Given data |
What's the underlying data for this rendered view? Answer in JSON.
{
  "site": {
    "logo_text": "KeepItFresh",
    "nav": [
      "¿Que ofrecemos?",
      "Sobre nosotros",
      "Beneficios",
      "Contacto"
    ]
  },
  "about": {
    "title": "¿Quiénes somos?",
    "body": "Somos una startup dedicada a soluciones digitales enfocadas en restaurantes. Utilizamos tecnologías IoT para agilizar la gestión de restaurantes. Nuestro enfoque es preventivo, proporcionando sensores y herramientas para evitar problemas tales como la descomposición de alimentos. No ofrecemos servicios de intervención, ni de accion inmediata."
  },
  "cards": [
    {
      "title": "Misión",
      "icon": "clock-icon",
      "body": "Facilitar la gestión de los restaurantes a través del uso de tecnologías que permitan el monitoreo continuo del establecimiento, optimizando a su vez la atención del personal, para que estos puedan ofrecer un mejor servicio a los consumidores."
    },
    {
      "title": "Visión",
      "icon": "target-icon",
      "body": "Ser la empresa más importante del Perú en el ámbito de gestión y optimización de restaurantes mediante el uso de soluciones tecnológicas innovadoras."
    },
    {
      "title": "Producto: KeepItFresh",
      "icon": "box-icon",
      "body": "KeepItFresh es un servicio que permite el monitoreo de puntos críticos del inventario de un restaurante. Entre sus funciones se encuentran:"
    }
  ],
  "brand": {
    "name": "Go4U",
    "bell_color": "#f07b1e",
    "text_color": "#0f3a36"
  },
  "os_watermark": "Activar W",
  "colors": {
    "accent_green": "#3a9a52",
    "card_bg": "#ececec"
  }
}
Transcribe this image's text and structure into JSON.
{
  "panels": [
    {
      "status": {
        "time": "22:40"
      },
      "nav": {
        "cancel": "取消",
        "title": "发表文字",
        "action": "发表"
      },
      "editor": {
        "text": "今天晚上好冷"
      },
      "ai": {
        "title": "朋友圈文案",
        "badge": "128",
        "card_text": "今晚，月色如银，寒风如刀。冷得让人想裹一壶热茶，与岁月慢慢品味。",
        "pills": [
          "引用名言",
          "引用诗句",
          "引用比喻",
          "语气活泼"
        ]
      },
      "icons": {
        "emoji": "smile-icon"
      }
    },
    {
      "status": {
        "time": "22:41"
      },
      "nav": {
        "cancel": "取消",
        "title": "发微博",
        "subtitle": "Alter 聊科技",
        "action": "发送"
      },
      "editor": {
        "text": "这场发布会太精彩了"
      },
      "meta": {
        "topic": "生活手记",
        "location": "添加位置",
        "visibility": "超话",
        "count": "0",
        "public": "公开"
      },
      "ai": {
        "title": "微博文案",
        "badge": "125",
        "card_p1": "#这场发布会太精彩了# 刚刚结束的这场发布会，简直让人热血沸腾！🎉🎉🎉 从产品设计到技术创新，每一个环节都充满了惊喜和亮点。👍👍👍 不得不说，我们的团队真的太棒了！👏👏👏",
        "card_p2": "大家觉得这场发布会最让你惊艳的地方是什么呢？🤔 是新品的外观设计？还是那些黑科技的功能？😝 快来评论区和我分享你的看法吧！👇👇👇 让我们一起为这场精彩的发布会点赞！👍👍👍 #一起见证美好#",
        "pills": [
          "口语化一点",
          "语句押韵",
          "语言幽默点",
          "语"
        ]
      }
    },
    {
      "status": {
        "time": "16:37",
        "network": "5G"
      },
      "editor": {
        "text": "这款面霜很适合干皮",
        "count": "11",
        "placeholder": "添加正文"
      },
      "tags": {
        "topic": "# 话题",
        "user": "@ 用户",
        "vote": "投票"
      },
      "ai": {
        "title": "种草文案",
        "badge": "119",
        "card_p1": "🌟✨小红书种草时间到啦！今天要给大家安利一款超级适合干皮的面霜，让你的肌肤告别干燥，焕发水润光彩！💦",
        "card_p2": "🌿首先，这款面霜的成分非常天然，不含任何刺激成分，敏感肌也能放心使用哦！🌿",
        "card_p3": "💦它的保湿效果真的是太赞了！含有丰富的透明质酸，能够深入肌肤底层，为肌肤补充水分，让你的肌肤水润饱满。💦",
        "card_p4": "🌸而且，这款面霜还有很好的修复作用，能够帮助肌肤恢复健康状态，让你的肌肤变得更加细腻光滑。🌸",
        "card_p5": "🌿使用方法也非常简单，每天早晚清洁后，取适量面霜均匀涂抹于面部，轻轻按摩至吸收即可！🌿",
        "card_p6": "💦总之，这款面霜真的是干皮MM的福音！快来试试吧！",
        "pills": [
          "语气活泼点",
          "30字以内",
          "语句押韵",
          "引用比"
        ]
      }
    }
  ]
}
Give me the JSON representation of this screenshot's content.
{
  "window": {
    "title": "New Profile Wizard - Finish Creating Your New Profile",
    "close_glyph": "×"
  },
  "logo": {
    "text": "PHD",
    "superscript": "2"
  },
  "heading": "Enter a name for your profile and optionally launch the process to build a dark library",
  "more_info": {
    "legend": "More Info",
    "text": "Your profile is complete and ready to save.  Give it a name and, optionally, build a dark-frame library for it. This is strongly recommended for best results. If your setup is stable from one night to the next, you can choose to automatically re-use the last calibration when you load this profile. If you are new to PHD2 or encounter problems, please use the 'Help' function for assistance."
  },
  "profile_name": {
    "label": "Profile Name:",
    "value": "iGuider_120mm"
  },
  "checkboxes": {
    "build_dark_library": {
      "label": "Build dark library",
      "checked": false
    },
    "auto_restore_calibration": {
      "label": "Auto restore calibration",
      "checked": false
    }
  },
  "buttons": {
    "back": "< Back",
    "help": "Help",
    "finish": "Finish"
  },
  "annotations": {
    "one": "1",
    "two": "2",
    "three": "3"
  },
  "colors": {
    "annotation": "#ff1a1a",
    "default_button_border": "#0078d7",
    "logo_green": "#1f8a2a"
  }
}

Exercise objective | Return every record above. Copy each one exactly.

Task solution |
What's the underlying data for this rendered view? Answer in JSON.
{
  "site": {
    "logo_text": "KeepItFresh",
    "nav": [
      "¿Que ofrecemos?",
      "Sobre nosotros",
      "Beneficios",
      "Contacto"
    ]
  },
  "about": {
    "title": "¿Quiénes somos?",
    "body": "Somos una startup dedicada a soluciones digitales enfocadas en restaurantes. Utilizamos tecnologías IoT para agilizar la gestión de restaurantes. Nuestro enfoque es preventivo, proporcionando sensores y herramientas para evitar problemas tales como la descomposición de alimentos. No ofrecemos servicios de intervención, ni de accion inmediata."
  },
  "cards": [
    {
      "title": "Misión",
      "icon": "clock-icon",
      "body": "Facilitar la gestión de los restaurantes a través del uso de tecnologías que permitan el monitoreo continuo del establecimiento, optimizando a su vez la atención del personal, para que estos puedan ofrecer un mejor servicio a los consumidores."
    },
    {
      "title": "Visión",
      "icon": "target-icon",
      "body": "Ser la empresa más importante del Perú en el ámbito de gestión y optimización de restaurantes mediante el uso de soluciones tecnológicas innovadoras."
    },
    {
      "title": "Producto: KeepItFresh",
      "icon": "box-icon",
      "body": "KeepItFresh es un servicio que permite el monitoreo de puntos críticos del inventario de un restaurante. Entre sus funciones se encuentran:"
    }
  ],
  "brand": {
    "name": "Go4U",
    "bell_color": "#f07b1e",
    "text_color": "#0f3a36"
  },
  "os_watermark": "Activar W",
  "colors": {
    "accent_green": "#3a9a52",
    "card_bg": "#ececec"
  }
}
Transcribe this image's text and structure into JSON.
{
  "panels": [
    {
      "status": {
        "time": "22:40"
      },
      "nav": {
        "cancel": "取消",
        "title": "发表文字",
        "action": "发表"
      },
      "editor": {
        "text": "今天晚上好冷"
      },
      "ai": {
        "title": "朋友圈文案",
        "badge": "128",
        "card_text": "今晚，月色如银，寒风如刀。冷得让人想裹一壶热茶，与岁月慢慢品味。",
        "pills": [
          "引用名言",
          "引用诗句",
          "引用比喻",
          "语气活泼"
        ]
      },
      "icons": {
        "emoji": "smile-icon"
      }
    },
    {
      "status": {
        "time": "22:41"
      },
      "nav": {
        "cancel": "取消",
        "title": "发微博",
        "subtitle": "Alter 聊科技",
        "action": "发送"
      },
      "editor": {
        "text": "这场发布会太精彩了"
      },
      "meta": {
        "topic": "生活手记",
        "location": "添加位置",
        "visibility": "超话",
        "count": "0",
        "public": "公开"
      },
      "ai": {
        "title": "微博文案",
        "badge": "125",
        "card_p1": "#这场发布会太精彩了# 刚刚结束的这场发布会，简直让人热血沸腾！🎉🎉🎉 从产品设计到技术创新，每一个环节都充满了惊喜和亮点。👍👍👍 不得不说，我们的团队真的太棒了！👏👏👏",
        "card_p2": "大家觉得这场发布会最让你惊艳的地方是什么呢？🤔 是新品的外观设计？还是那些黑科技的功能？😝 快来评论区和我分享你的看法吧！👇👇👇 让我们一起为这场精彩的发布会点赞！👍👍👍 #一起见证美好#",
        "pills": [
          "口语化一点",
          "语句押韵",
          "语言幽默点",
          "语"
        ]
      }
    },
    {
      "status": {
        "time": "16:37",
        "network": "5G"
      },
      "editor": {
        "text": "这款面霜很适合干皮",
        "count": "11",
        "placeholder": "添加正文"
      },
      "tags": {
        "topic": "# 话题",
        "user": "@ 用户",
        "vote": "投票"
      },
      "ai": {
        "title": "种草文案",
        "badge": "119",
        "card_p1": "🌟✨小红书种草时间到啦！今天要给大家安利一款超级适合干皮的面霜，让你的肌肤告别干燥，焕发水润光彩！💦",
        "card_p2": "🌿首先，这款面霜的成分非常天然，不含任何刺激成分，敏感肌也能放心使用哦！🌿",
        "card_p3": "💦它的保湿效果真的是太赞了！含有丰富的透明质酸，能够深入肌肤底层，为肌肤补充水分，让你的肌肤水润饱满。💦",
        "card_p4": "🌸而且，这款面霜还有很好的修复作用，能够帮助肌肤恢复健康状态，让你的肌肤变得更加细腻光滑。🌸",
        "card_p5": "🌿使用方法也非常简单，每天早晚清洁后，取适量面霜均匀涂抹于面部，轻轻按摩至吸收即可！🌿",
        "card_p6": "💦总之，这款面霜真的是干皮MM的福音！快来试试吧！",
        "pills": [
          "语气活泼点",
          "30字以内",
          "语句押韵",
          "引用比"
        ]
      }
    }
  ]
}
Give me the JSON representation of this screenshot's content.
{
  "window": {
    "title": "New Profile Wizard - Finish Creating Your New Profile",
    "close_glyph": "×"
  },
  "logo": {
    "text": "PHD",
    "superscript": "2"
  },
  "heading": "Enter a name for your profile and optionally launch the process to build a dark library",
  "more_info": {
    "legend": "More Info",
    "text": "Your profile is complete and ready to save.  Give it a name and, optionally, build a dark-frame library for it. This is strongly recommended for best results. If your setup is stable from one night to the next, you can choose to automatically re-use the last calibration when you load this profile. If you are new to PHD2 or encounter problems, please use the 'Help' function for assistance."
  },
  "profile_name": {
    "label": "Profile Name:",
    "value": "iGuider_120mm"
  },
  "checkboxes": {
    "build_dark_library": {
      "label": "Build dark library",
      "checked": false
    },
    "auto_restore_calibration": {
      "label": "Auto restore calibration",
      "checked": false
    }
  },
  "buttons": {
    "back": "< Back",
    "help": "Help",
    "finish": "Finish"
  },
  "annotations": {
    "one": "1",
    "two": "2",
    "three": "3"
  },
  "colors": {
    "annotation": "#ff1a1a",
    "default_button_border": "#0078d7",
    "logo_green": "#1f8a2a"
  }
}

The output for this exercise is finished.